Devan opened her hand and again looked at the ring. Her legs trembled and she was glad she was sitting so she couldn’t fall. Not a present from her parents, not directly. But as she pushed the ring onto her right middle finger, she knew it was hers. She could almost hear the echoes of the foreign words as her finger tingled under the ring. She was the only living offspring of Patrick and Brinna Gallagher, therefore heir to the ring, and possibly to a new destiny.

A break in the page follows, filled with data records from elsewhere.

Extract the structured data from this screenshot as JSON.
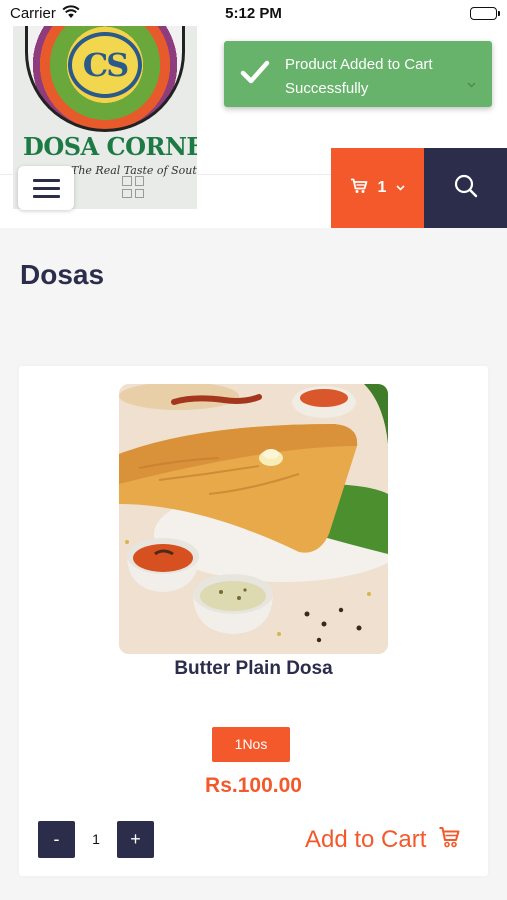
{
  "status_bar": {
    "carrier": "Carrier",
    "time": "5:12 PM"
  },
  "brand": {
    "logo_monogram": "CS",
    "logo_name": "DOSA CORNER",
    "logo_tagline": "The Real Taste of South"
  },
  "header": {
    "cart_count": "1",
    "colors": {
      "accent": "#f3592a",
      "navy": "#2b2d4a"
    }
  },
  "toast": {
    "message": "Product Added to Cart Successfully",
    "color": "#68b36b"
  },
  "page": {
    "title": "Dosas"
  },
  "product": {
    "name": "Butter Plain Dosa",
    "unit": "1Nos",
    "price": "Rs.100.00",
    "quantity": "1",
    "minus_label": "-",
    "plus_label": "+",
    "add_to_cart_label": "Add to Cart"
  },
  "icons": [
    "wifi-icon",
    "battery-icon",
    "hamburger-menu-icon",
    "grid-view-icon",
    "cart-icon",
    "chevron-down-icon",
    "search-icon",
    "checkmark-icon"
  ]
}
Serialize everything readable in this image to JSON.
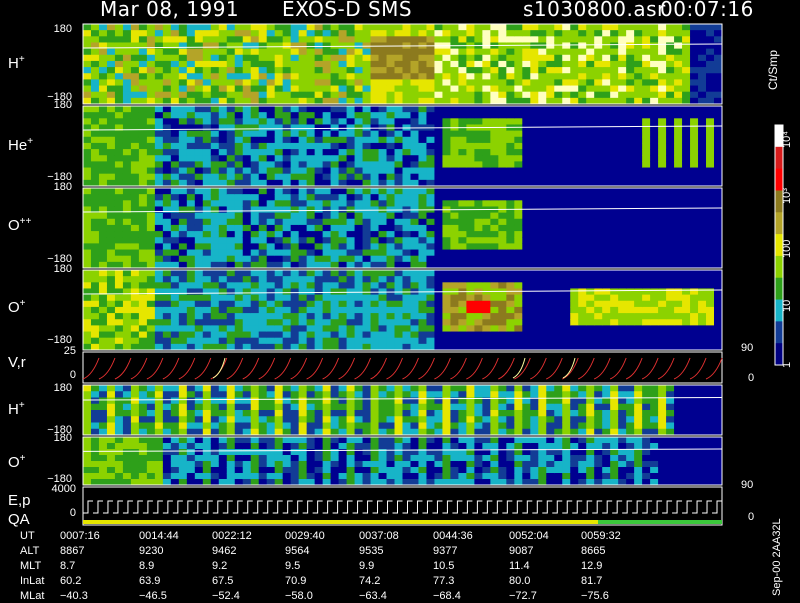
{
  "header": {
    "date": "Mar 08, 1991",
    "instrument": "EXOS-D SMS",
    "file": "s1030800.asr",
    "time": "00:07:16"
  },
  "panels": [
    {
      "label": "H",
      "charge": "+",
      "top": "180",
      "bottom": "−180"
    },
    {
      "label": "He",
      "charge": "+",
      "top": "180",
      "bottom": "−180"
    },
    {
      "label": "O",
      "charge": "++",
      "top": "180",
      "bottom": "−180"
    },
    {
      "label": "O",
      "charge": "+",
      "top": "180",
      "bottom": "−180"
    },
    {
      "label": "V,r",
      "top": "25",
      "bottom": "0",
      "right": "90",
      "right_bottom": "0"
    },
    {
      "label": "H",
      "charge": "+",
      "top": "180",
      "bottom": "−180"
    },
    {
      "label": "O",
      "charge": "+",
      "top": "180",
      "bottom": "−180",
      "right": "90"
    },
    {
      "label": "E,p",
      "top": "4000",
      "label2": "QA",
      "bottom": "0",
      "right": "0"
    }
  ],
  "colorbar": {
    "unit": "Ct/Smp",
    "ticks": [
      "10⁴",
      "10³",
      "100",
      "10",
      "1"
    ],
    "colors": [
      "#ffffff",
      "#d81c1c",
      "#ff0000",
      "#8c7a1e",
      "#b4a428",
      "#e6e600",
      "#8cd200",
      "#2ea01a",
      "#17b4c8",
      "#123c96",
      "#000080"
    ]
  },
  "footer": {
    "rows": [
      {
        "name": "UT",
        "values": [
          "0007:16",
          "0014:44",
          "0022:12",
          "0029:40",
          "0037:08",
          "0044:36",
          "0052:04",
          "0059:32"
        ]
      },
      {
        "name": "ALT",
        "values": [
          "8867",
          "9230",
          "9462",
          "9564",
          "9535",
          "9377",
          "9087",
          "8665"
        ]
      },
      {
        "name": "MLT",
        "values": [
          "8.7",
          "8.9",
          "9.2",
          "9.5",
          "9.9",
          "10.5",
          "11.4",
          "12.9"
        ]
      },
      {
        "name": "InLat",
        "values": [
          "60.2",
          "63.9",
          "67.5",
          "70.9",
          "74.2",
          "77.3",
          "80.0",
          "81.7"
        ]
      },
      {
        "name": "MLat",
        "values": [
          "−40.3",
          "−46.5",
          "−52.4",
          "−58.0",
          "−63.4",
          "−68.4",
          "−72.7",
          "−75.6"
        ]
      }
    ],
    "stamp": "Sep-00 2AA32L"
  },
  "chart_data": {
    "type": "heatmap",
    "title": "Mar 08, 1991 EXOS-D SMS",
    "panels": [
      "H+",
      "He+",
      "O++",
      "O+",
      "V,r",
      "H+",
      "O+",
      "E,p / QA"
    ],
    "x": [
      "0007:16",
      "0014:44",
      "0022:12",
      "0029:40",
      "0037:08",
      "0044:36",
      "0052:04",
      "0059:32"
    ],
    "pitch_angle_range": [
      -180,
      180
    ],
    "colorbar_range": [
      1,
      10000
    ],
    "colorbar_scale": "log",
    "colorbar_label": "Ct/Smp"
  }
}
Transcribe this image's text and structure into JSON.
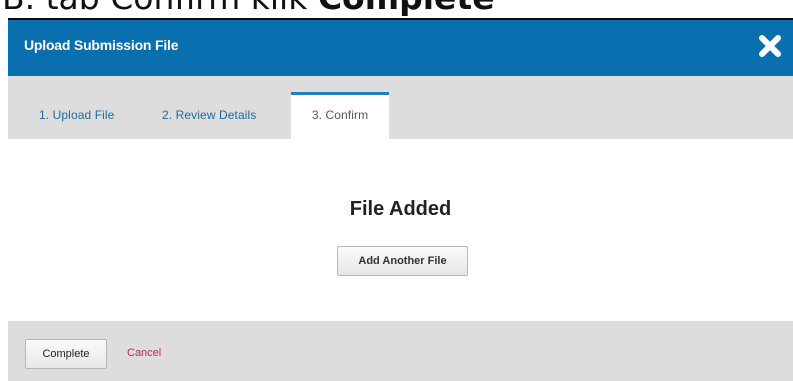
{
  "caption": {
    "prefix": "B. tab Confirm klik ",
    "emphasis": "Complete"
  },
  "dialog": {
    "title": "Upload Submission File",
    "close_icon": "close-icon",
    "header_color": "#0a6fae"
  },
  "tabs": [
    {
      "label": "1. Upload File",
      "active": false
    },
    {
      "label": "2. Review Details",
      "active": false
    },
    {
      "label": "3. Confirm",
      "active": true
    }
  ],
  "content": {
    "heading": "File Added",
    "add_another_label": "Add Another File"
  },
  "footer": {
    "complete_label": "Complete",
    "cancel_label": "Cancel",
    "cancel_color": "#c0276b"
  }
}
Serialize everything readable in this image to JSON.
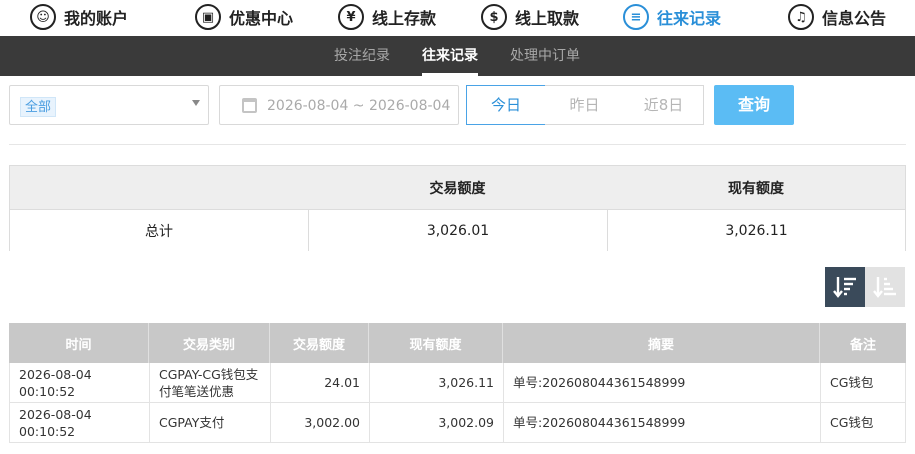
{
  "topnav": {
    "items": [
      {
        "label": "我的账户",
        "icon": "user-icon",
        "glyph": "☺"
      },
      {
        "label": "优惠中心",
        "icon": "gift-icon",
        "glyph": "▣"
      },
      {
        "label": "线上存款",
        "icon": "deposit-icon",
        "glyph": "¥"
      },
      {
        "label": "线上取款",
        "icon": "withdraw-icon",
        "glyph": "$"
      },
      {
        "label": "往来记录",
        "icon": "records-icon",
        "glyph": "≡"
      },
      {
        "label": "信息公告",
        "icon": "bell-icon",
        "glyph": "♫"
      }
    ],
    "active": "往来记录",
    "accent_color": "#2a8fd8"
  },
  "subnav": {
    "items": [
      {
        "label": "投注纪录"
      },
      {
        "label": "往来记录"
      },
      {
        "label": "处理中订单"
      }
    ],
    "active": "往来记录"
  },
  "filters": {
    "type_selected": "全部",
    "date_range": "2026-08-04 ~ 2026-08-04",
    "quick": {
      "today": "今日",
      "yesterday": "昨日",
      "last8": "近8日"
    },
    "quick_active": "今日",
    "query_label": "查询",
    "query_color": "#5bbcf4"
  },
  "summary": {
    "headers": {
      "amount": "交易额度",
      "balance": "现有额度"
    },
    "total_label": "总计",
    "total_amount": "3,026.01",
    "total_balance": "3,026.11"
  },
  "records": {
    "headers": {
      "time": "时间",
      "type": "交易类别",
      "amount": "交易额度",
      "balance": "现有额度",
      "summary": "摘要",
      "remark": "备注"
    },
    "rows": [
      {
        "time": "2026-08-04 00:10:52",
        "type": "CGPAY-CG钱包支付笔笔送优惠",
        "amount": "24.01",
        "balance": "3,026.11",
        "summary": "单号:202608044361548999",
        "remark": "CG钱包"
      },
      {
        "time": "2026-08-04 00:10:52",
        "type": "CGPAY支付",
        "amount": "3,002.00",
        "balance": "3,002.09",
        "summary": "单号:202608044361548999",
        "remark": "CG钱包"
      }
    ]
  }
}
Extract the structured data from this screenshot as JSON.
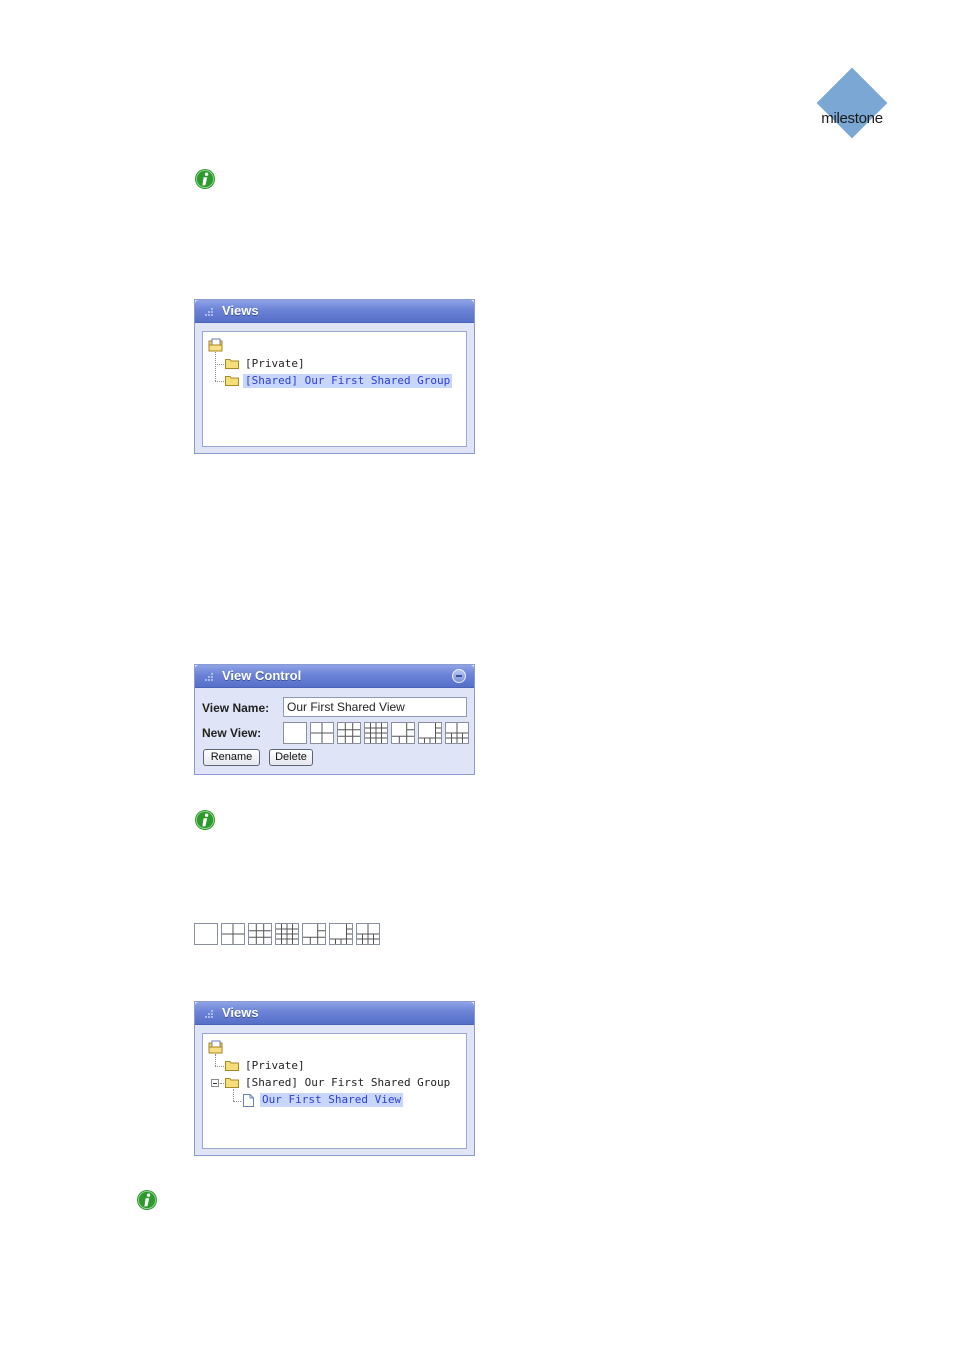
{
  "logo": {
    "text": "milestone",
    "color": "#7ba7d4"
  },
  "info_icon": {
    "name": "info-icon",
    "color": "#2e9a2e"
  },
  "views_panel_1": {
    "title": "Views",
    "items": [
      {
        "label": "[Private]",
        "selected": false
      },
      {
        "label": "[Shared] Our First Shared Group",
        "selected": true
      }
    ]
  },
  "view_control": {
    "title": "View Control",
    "view_name_label": "View Name:",
    "view_name_value": "Our First Shared View",
    "new_view_label": "New View:",
    "layouts": [
      "1x1",
      "2x2",
      "3x3",
      "4x4",
      "1+5",
      "1+7",
      "2+8"
    ],
    "rename_label": "Rename",
    "delete_label": "Delete"
  },
  "views_panel_2": {
    "title": "Views",
    "items": [
      {
        "label": "[Private]",
        "selected": false
      },
      {
        "label": "[Shared] Our First Shared Group",
        "selected": false
      },
      {
        "label": "Our First Shared View",
        "selected": true
      }
    ]
  }
}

Refolding the letter, Devan returned it to the box. Her gaze returned to the bureau, alighting on the pictures of her Irish grandparents. She knew Patrick and Brinna Gallagher were born, schooled, and married in Ireland. They immigrated to New York in the late 1940s when they were both in their early twenties and looking for work. Devan’s mother, Meghann, was born in 1955, six years after her brother. Uncle Gabriel had been the one to die for his country in the Vietnam War, before he could marry and start his own family.
Devan took the photos from the bureau, along with the mahogany box, the Dagda figurine, and her father’s handkerchief and cufflinks. In her room, she upended her gray backpack, emptied it of old notebooks and papers left over from her now defunct job. She wrapped the photos in a T-shirt and placed them carefully in the backpack along with the box, which held the letter, her father’s cufflinks, and his handkerchief protecting the figurine.
Turbulence jostled her and the memory ended. Devan opened her eyes, returning her gaze to the Irish landscape speeding past. She was on the first leg of a journey to discover her hopes, her dreams, her destiny. The tears came and she couldn’t stop them. Her lips trembled, and she bit down on her lower one to hold back her cry. She gulped down unsteady breaths. For the first time in her life, she was alone. No family, no one to love, no one to love her.